Is the Act of Voting Intellectually Defensible?
Given that this is election day, we should raise the philosophical and theological question of why an individual should vote. I'm voting this year for the first time in quite awhile, because I think I finally found a reasoned answer as to why I should. I found it doing research on a current project on the PT strand of the Pentateuch, while reading a book by Paul Woodruff on "Reverence."
Discussing the hypothetical case of "Janice," who does not see why she should vote, Woodruff writes:
"Janice is right about her vote. It won't make a difference. The odds that one vote could turn an election--even a very close one, such as occurred in November 2000--are so small they vanish for all practical purposes. She has made her decision unconsciously on the basis of what philosophers call 'rational choice theory.' There is no way--none ever--to show that she would be making the best choice for herself, and acting in her own best interest, by going to the polls and casting her ballot....Voting is a ceremony. It is an expression of reverence--not for our government or our laws, not for anything man-made, but for the very idea that ordinary people are more important than the juggernauts that seem to rule them. If we do not understand why we should vote in this country, that is because we have forgotten the meaning of ceremony. And the meaning of ceremony is reverence." (Paul Woodruff, Reverence: Renewing a Forgotten Virtue [Oxford University Press, 2002], pp. 20-22).

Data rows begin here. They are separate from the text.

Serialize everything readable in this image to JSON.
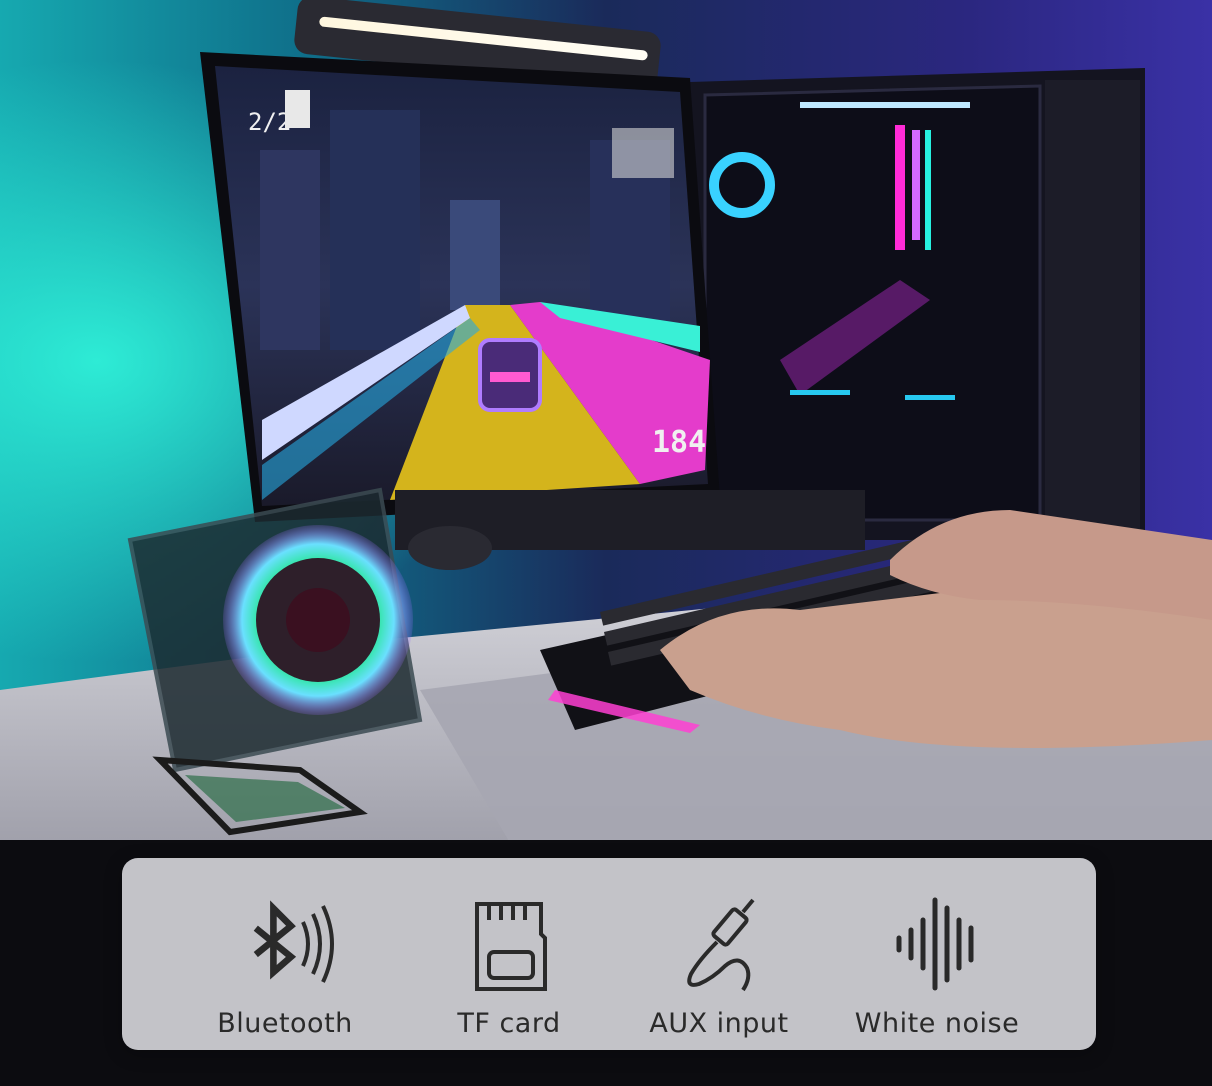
{
  "colors": {
    "wall_left": "#1fc8c4",
    "wall_right": "#3a2f9a",
    "desk": "#cfcfd6",
    "neon_magenta": "#ff2bd6",
    "neon_cyan": "#27f0e0",
    "neon_yellow": "#e2c21a",
    "panel_text": "#2a2a2a"
  },
  "game_hud": {
    "lap": "2/2",
    "speed": "184"
  },
  "features": [
    {
      "label": "Bluetooth",
      "icon": "bluetooth-icon"
    },
    {
      "label": "TF card",
      "icon": "tf-card-icon"
    },
    {
      "label": "AUX input",
      "icon": "aux-cable-icon"
    },
    {
      "label": "White noise",
      "icon": "sound-wave-icon"
    }
  ]
}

The idea is that voting is a symbolic and ritual act that flows out of the virtue of reverence. It is done as a ceremony through which we collectively honor the majesty of ordinary people making a difference and refusing to live as if fate governed their lives. Comments on any of this are welcome, of course.